Andrea’s public voice, taking women seriously and insisting that we act on what we know, was such essential truth that it became part of my essential understanding of the world, and I stopped thinking of these ideas as Andrea’s and thought of them only as the way the world is. I learned from many women the audacity to write about men’s abuse of women and children, and to write about it in a way that is honest and as disturbing as necessary and not remotely titillating; the insistence that this abuse was a topographic map of gender in the real world, and that we had to learn to read that map to find our way out of the wilderness – this was, and is, pure Andrea. Pure Andrea, in the way that purity can be so clear and self-evident and logical that the only counter-strategy is willful denial– to deny, denigrate, defile, defame, vilify, libel, taint, slur, slander, asperse, dishonor, decry, deface, distort, or pervert in any twisted way possible Andrea’s words, Andrea’s meaning, and Andrea herself.
Andrea’s words, Andrea’s meaning, Andrea herself. Andrea’s odd role in our wider culture, as both an obscene caricature of the ever-looming, all-powerful, castrating, porn-destroying, sexual-freedom loathing mother/wife/Lilith/succubus icon, and as a woman desaparecida, completely and utterly. Vacillating between the implications of these extremes, daring to hope that she did change everything – because she did, by inventing the concepts and vocabulary that allowed real conversation to begin about men’s right to do violence against women – and bitterly, exhaustedly fearing that she changed nothing – three doors down from the site of her memorial in New York City, a theater was showing “Deep Throat” – what am I, what are any of us, to do with Andrea’s words and Andrea’s meaning but not Andrea herself?

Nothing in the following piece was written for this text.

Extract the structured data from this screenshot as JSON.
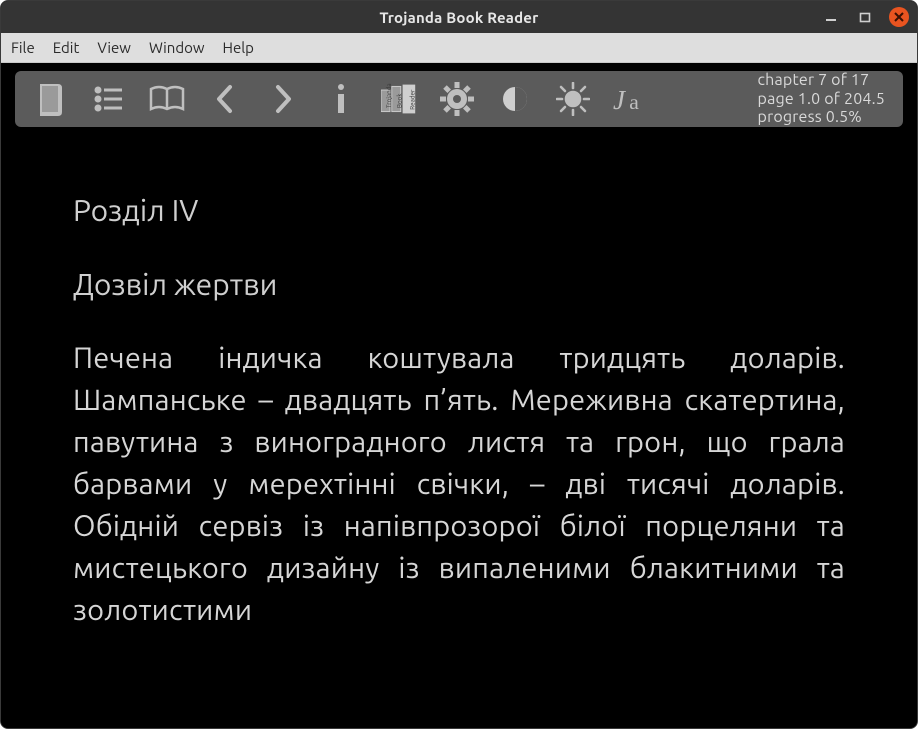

Because the thing about Andrea is that she took women seriously, and so gave women the tools to take our selves seriously, and the challenge to take ourselves seriously. And the burden of taking ourselves seriously. Most writers, most eulogists or other rhetoricians, would now close by asking, “Do we dare rise to this challenge and burden?” But Andrea, I think, demands that we ask ourselves, “Do we dare not?”